While turnips are cooking, remove ribs and stems from Swiss chard leaves. Thinly slice ribs, stems, and leaves crosswise. Heat remaining 1 Tbsp. olive oil in another large skillet over medium-high heat. Cook shallot and Swiss chard ribs and stems, stirring often, until beginning to soften, about 3 minutes. Add Swiss chard leaves and cook, tossing often, until leaves are wilted, about 2 minutes. Toss in cilantro, parsley, and lime juice; season with salt.

Drizzle salmon with sesame oil. Serve salmon with Swiss chard and turnips, topped with sesame seeds.

World's Best Braised Cabbage


World’s Best Braised Cabbage, Revised from the recipe by Molly Stevens
Published by Kim Harris on The Nourishing Gourmet


1 medium head green cabbage (about 2 pounds)
1 large yellow onion (about 8 ounces)
3-6 garlic cloves, peeled
4-5 large carrots, cut into 1/4 inch rounds (cut on a diagonal for a prettier vegetable slice)
1/4 cup chicken, beef, or vegetable broth, or water
1/4 cup extra-virgin olive oil
Coarse salt and freshly ground black pepper
1/8 teaspoon crushed red pepper flakes, or to taste
Fleur de sel or coarse unrefined sea salt


1-Heat the oven to 325. Lightly oil a large gratin dish or a baking dish (9 by 13 inch works well).

2-Trimming the cabbage: Remove any outer leaves of the cabbage that is bruised or ragged. If your cabbage is more than 2 pounds, cut off some of the cabbage to make it two pounds for best braising.  Cut the cabbage into 8 wedges and then lay in the baking dish. They can overlay slightly, and still cook, but try to do as much of a single layer as possible.

3-The Braise: Scatter over the cabbage the onion, garlic, and carrots. Then pour over the vegetables, evenly, the oil and the broth or water.  Season liberally with salt, pepper, and the pepper flakes. Cover the pan tightly with foil, and place in the middle of the oven. Braise until the vegetables are completely tender, about two hours. Then turn the wedges over (they may fall apart a bit when you do this, and that’s okay. If the dish is getting dry, add a couple more tablespoons of water or broth.

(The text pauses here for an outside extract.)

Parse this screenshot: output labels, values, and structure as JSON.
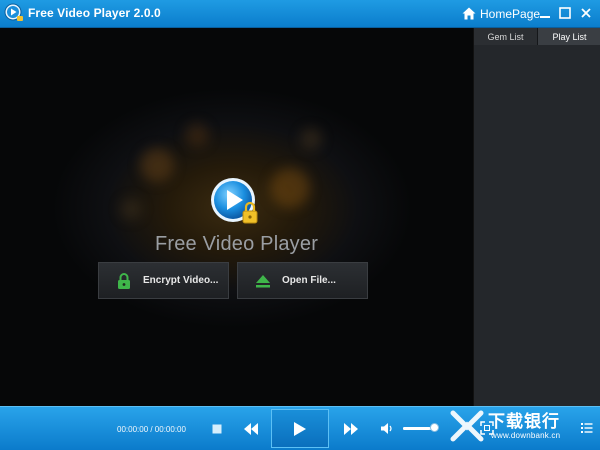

4-The finish: Once the cabbage is completely cooked and tender (a fork should pierce it easily), remove the foil, and increase the oven heat to 400f. Roast until the vegetables start to brown (about 15 minutes).

For added oomph, she recommends adding some balsamic vinegar when you are turning the cabbage before roasting. Yum!